(d) the sale of that business would be required to be undertaken at a price which is at least equal to the value of the assets being sold as determined by an independent valuer and certified as such by the independent insolvency practitioner; and
(f) the independent insolvency practitioner should be required to provide creditors with a certificate containing the information detailed in paragraph 9 of the Statement of Insolvency Practice 16 issued by the UK Institute of Chartered Accountants which is attached as Annexure 2.
In this environment it is also submitted that there can be no sensible objection, in the ordinary course, to the independent insolvency practitioner acting as, say, voluntary administrator of the company and either its liquidator or as the administrator of any deed of company arrangement which it undertakes.
4.8 It is accepted that the use of a valuation to test price may be less rigorous an approach to establishing “true” value than a marketing process. However, when undertaking the appropriate cost benefit analysis, if pre-packs are only available in the case of sales when the assets being sold are valued at less than, say, $250,000, the deficiency, in terms of the adverse impact on creditors, would be minimal. Moreover, for reasons explored below, it is possible that creditors may receive a better return than would be the case if, say, there was a voluntary administration followed by the execution of a Deed of Company Arrangement. Without there being at the same time a pre-pack.

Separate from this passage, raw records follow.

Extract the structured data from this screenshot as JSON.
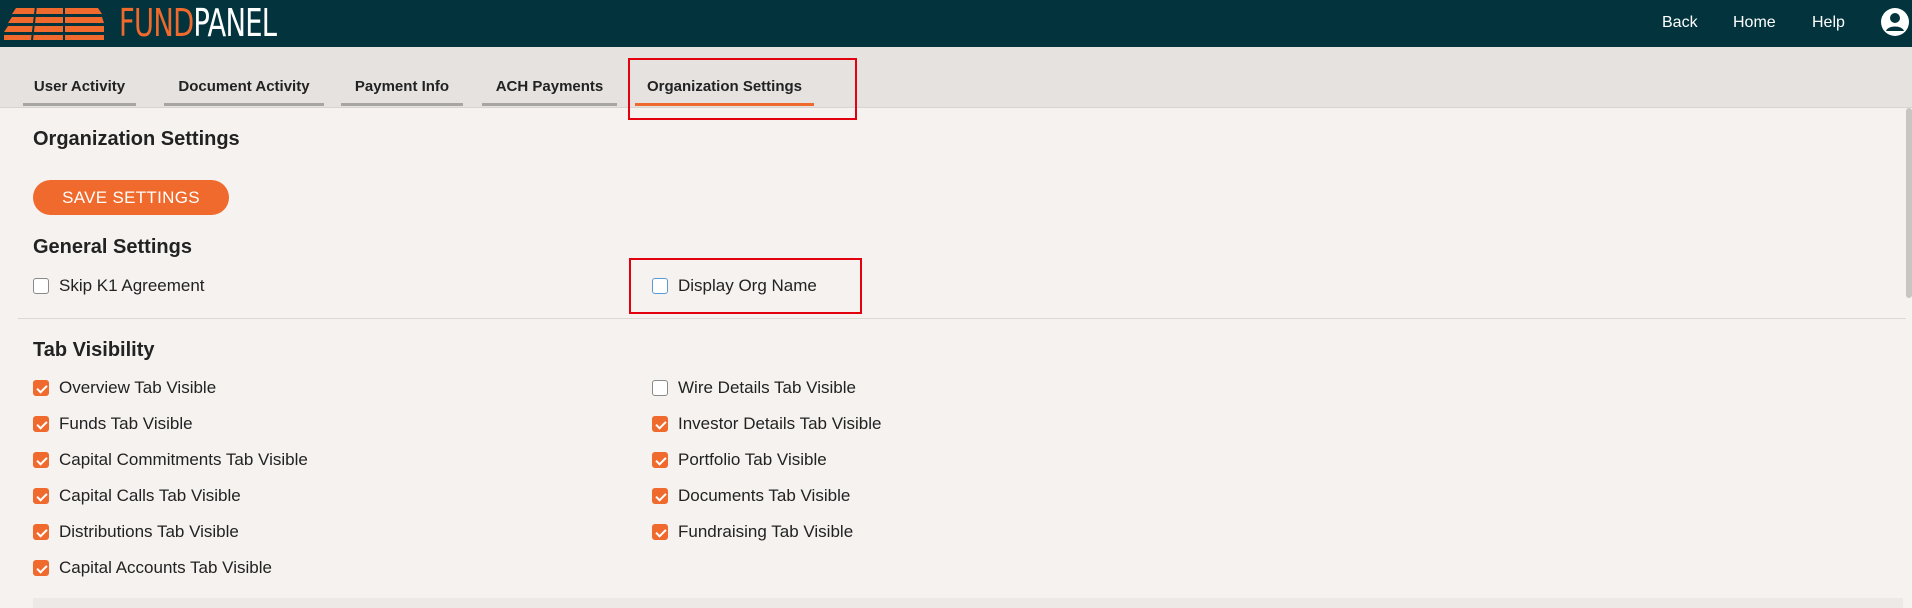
{
  "header": {
    "logo_fund": "FUND",
    "logo_panel": "PANEL",
    "nav": {
      "back": "Back",
      "home": "Home",
      "help": "Help"
    },
    "colors": {
      "bar": "#03343d",
      "accent": "#ef6a2c"
    },
    "icons": [
      "logo-stripes-icon",
      "user-account-icon"
    ]
  },
  "tabs": [
    {
      "label": "User Activity",
      "active": false
    },
    {
      "label": "Document Activity",
      "active": false
    },
    {
      "label": "Payment Info",
      "active": false
    },
    {
      "label": "ACH Payments",
      "active": false
    },
    {
      "label": "Organization Settings",
      "active": true
    }
  ],
  "main": {
    "title": "Organization Settings",
    "save_label": "SAVE SETTINGS",
    "general": {
      "title": "General Settings",
      "items": [
        {
          "label": "Skip K1 Agreement",
          "checked": false
        },
        {
          "label": "Display Org Name",
          "checked": false
        }
      ]
    },
    "tab_visibility": {
      "title": "Tab Visibility",
      "left": [
        {
          "label": "Overview Tab Visible",
          "checked": true
        },
        {
          "label": "Funds Tab Visible",
          "checked": true
        },
        {
          "label": "Capital Commitments Tab Visible",
          "checked": true
        },
        {
          "label": "Capital Calls Tab Visible",
          "checked": true
        },
        {
          "label": "Distributions Tab Visible",
          "checked": true
        },
        {
          "label": "Capital Accounts Tab Visible",
          "checked": true
        }
      ],
      "right": [
        {
          "label": "Wire Details Tab Visible",
          "checked": false
        },
        {
          "label": "Investor Details Tab Visible",
          "checked": true
        },
        {
          "label": "Portfolio Tab Visible",
          "checked": true
        },
        {
          "label": "Documents Tab Visible",
          "checked": true
        },
        {
          "label": "Fundraising Tab Visible",
          "checked": true
        }
      ]
    }
  }
}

5.1 For the reasons explored above, it is submitted that it would be possible to further alleviate the burden on the FEG Scheme of the redundancy of employees consequent upon the liquidation of their employer by permitting pre-packs to be undertaken:
(a) under the supervision of an independent insolvency practitioner;
in the context of “small to medium sized companies”;
(c) at a price which is no less than the independently determined value of the assets being sold; and
(d) otherwise, subject to the “checks and balances” described in this submission.